Last year, a federal judge dismissed a lawsuit from a liberal watchdog organization arguing that Trump was violating the emoluments clause of the Constitution.

Judge George Daniels of the U.S. District Court for the District of New York dismissed the case on “lack of standing,” agreeing with Trump’s lawyers’ argument that the claims do not fall within the interests of the emoluments clause and should be resolved through the “political process," according to the ruling.

Trump has said his business interests would be put in a blind trust managed by his sons, Donald Trump Jr.Donald (Don) John TrumpO'Rourke's rise raises hopes for Texas Dems down ballot Election Countdown: Small-donor donations explode | Russian woman charged with midterm interference | Takeaways from North Dakota Senate debate | O'Rourke gives 'definitive no' to 2020 run | Dems hope Latino voters turn Arizona blue Election Countdown: Florida Senate fight resumes after hurricane | Cruz softens ObamaCare attacks | GOP worries Trump will lose suburban women | Latest Senate polls | Rep. Dave Brat gets Trump's 'total endorsement' | Dem candidates raise record B MORE and Eric TrumpEric Frederick TrumpEric Trump defends father for praising assault of a reporter: 'He can have fun' Eric Trump: US shouldn’t ‘throw away’ Saudi relationship over Khashoggi death Lara Trump says 'Kavanaugh effect' will motivate women to vote Republican MORE.

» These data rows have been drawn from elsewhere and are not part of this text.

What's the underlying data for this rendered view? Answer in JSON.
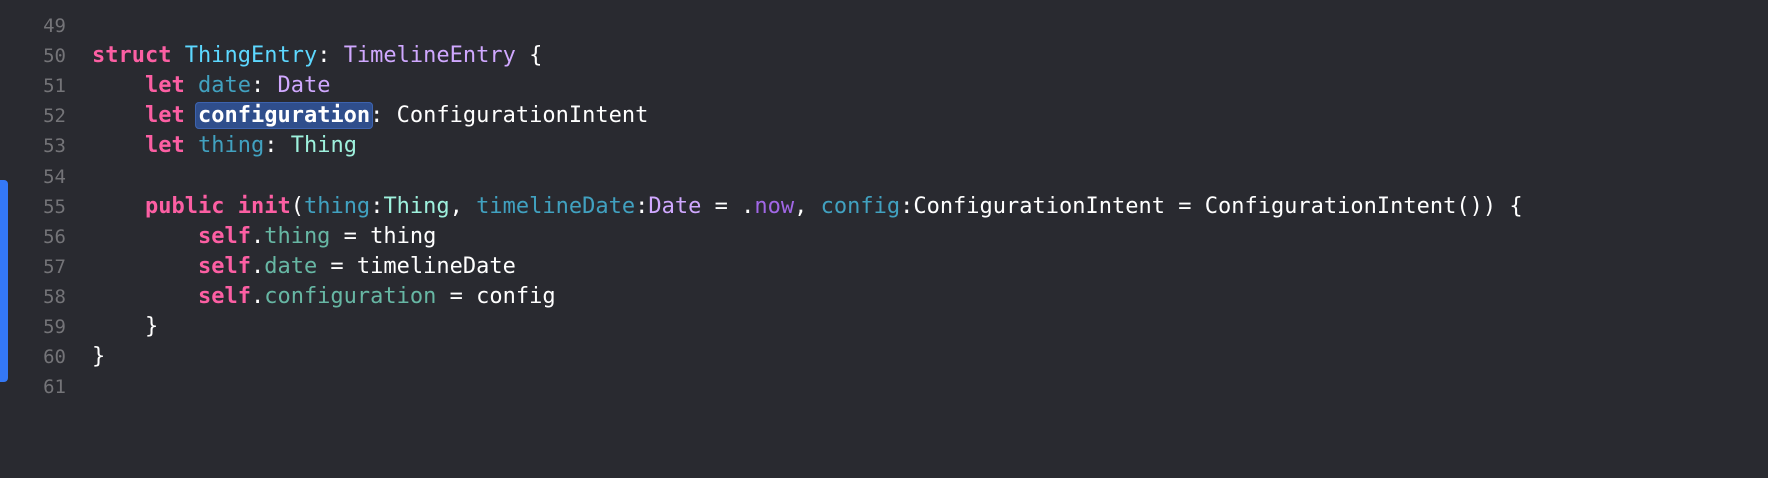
{
  "editor": {
    "language": "Swift",
    "colors": {
      "background": "#292a30",
      "keyword": "#fc5fa3",
      "type_declaration": "#5dd8ff",
      "type_reference": "#d0a8ff",
      "project_type": "#9ef1dd",
      "property": "#41a1c0",
      "line_number": "#747478",
      "change_bar": "#3478f6",
      "selection": "#2f4e8c"
    },
    "lines": [
      {
        "num": "49",
        "tokens": []
      },
      {
        "num": "50",
        "tokens": [
          {
            "t": "struct",
            "c": "kw"
          },
          {
            "t": " ",
            "c": "plain"
          },
          {
            "t": "ThingEntry",
            "c": "typedecl"
          },
          {
            "t": ": ",
            "c": "plain"
          },
          {
            "t": "TimelineEntry",
            "c": "type"
          },
          {
            "t": " {",
            "c": "plain"
          }
        ]
      },
      {
        "num": "51",
        "tokens": [
          {
            "t": "    ",
            "c": "plain"
          },
          {
            "t": "let",
            "c": "kw"
          },
          {
            "t": " ",
            "c": "plain"
          },
          {
            "t": "date",
            "c": "prop"
          },
          {
            "t": ": ",
            "c": "plain"
          },
          {
            "t": "Date",
            "c": "type"
          }
        ]
      },
      {
        "num": "52",
        "tokens": [
          {
            "t": "    ",
            "c": "plain"
          },
          {
            "t": "let",
            "c": "kw"
          },
          {
            "t": " ",
            "c": "plain"
          },
          {
            "t": "configuration",
            "c": "sel"
          },
          {
            "t": ": ConfigurationIntent",
            "c": "plain"
          }
        ]
      },
      {
        "num": "53",
        "tokens": [
          {
            "t": "    ",
            "c": "plain"
          },
          {
            "t": "let",
            "c": "kw"
          },
          {
            "t": " ",
            "c": "plain"
          },
          {
            "t": "thing",
            "c": "prop"
          },
          {
            "t": ": ",
            "c": "plain"
          },
          {
            "t": "Thing",
            "c": "typeproj"
          }
        ]
      },
      {
        "num": "54",
        "tokens": []
      },
      {
        "num": "55",
        "tokens": [
          {
            "t": "    ",
            "c": "plain"
          },
          {
            "t": "public",
            "c": "kw"
          },
          {
            "t": " ",
            "c": "plain"
          },
          {
            "t": "init",
            "c": "kw"
          },
          {
            "t": "(",
            "c": "plain"
          },
          {
            "t": "thing",
            "c": "prop"
          },
          {
            "t": ":",
            "c": "plain"
          },
          {
            "t": "Thing",
            "c": "typeproj"
          },
          {
            "t": ", ",
            "c": "plain"
          },
          {
            "t": "timelineDate",
            "c": "prop"
          },
          {
            "t": ":",
            "c": "plain"
          },
          {
            "t": "Date",
            "c": "type"
          },
          {
            "t": " = .",
            "c": "plain"
          },
          {
            "t": "now",
            "c": "member"
          },
          {
            "t": ", ",
            "c": "plain"
          },
          {
            "t": "config",
            "c": "prop"
          },
          {
            "t": ":ConfigurationIntent = ConfigurationIntent()) {",
            "c": "plain"
          }
        ]
      },
      {
        "num": "56",
        "tokens": [
          {
            "t": "        ",
            "c": "plain"
          },
          {
            "t": "self",
            "c": "kw"
          },
          {
            "t": ".",
            "c": "plain"
          },
          {
            "t": "thing",
            "c": "propproj"
          },
          {
            "t": " = thing",
            "c": "plain"
          }
        ]
      },
      {
        "num": "57",
        "tokens": [
          {
            "t": "        ",
            "c": "plain"
          },
          {
            "t": "self",
            "c": "kw"
          },
          {
            "t": ".",
            "c": "plain"
          },
          {
            "t": "date",
            "c": "propproj"
          },
          {
            "t": " = timelineDate",
            "c": "plain"
          }
        ]
      },
      {
        "num": "58",
        "tokens": [
          {
            "t": "        ",
            "c": "plain"
          },
          {
            "t": "self",
            "c": "kw"
          },
          {
            "t": ".",
            "c": "plain"
          },
          {
            "t": "configuration",
            "c": "propproj"
          },
          {
            "t": " = config",
            "c": "plain"
          }
        ]
      },
      {
        "num": "59",
        "tokens": [
          {
            "t": "    }",
            "c": "plain"
          }
        ]
      },
      {
        "num": "60",
        "tokens": [
          {
            "t": "}",
            "c": "plain"
          }
        ]
      },
      {
        "num": "61",
        "tokens": []
      }
    ]
  }
}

Critics and watchdog groups have expressed concerns that foreign officials can patronize Trump's business to curry favor with the president.

Trump's lawyers must respond to the summons three weeks, according to WAMU.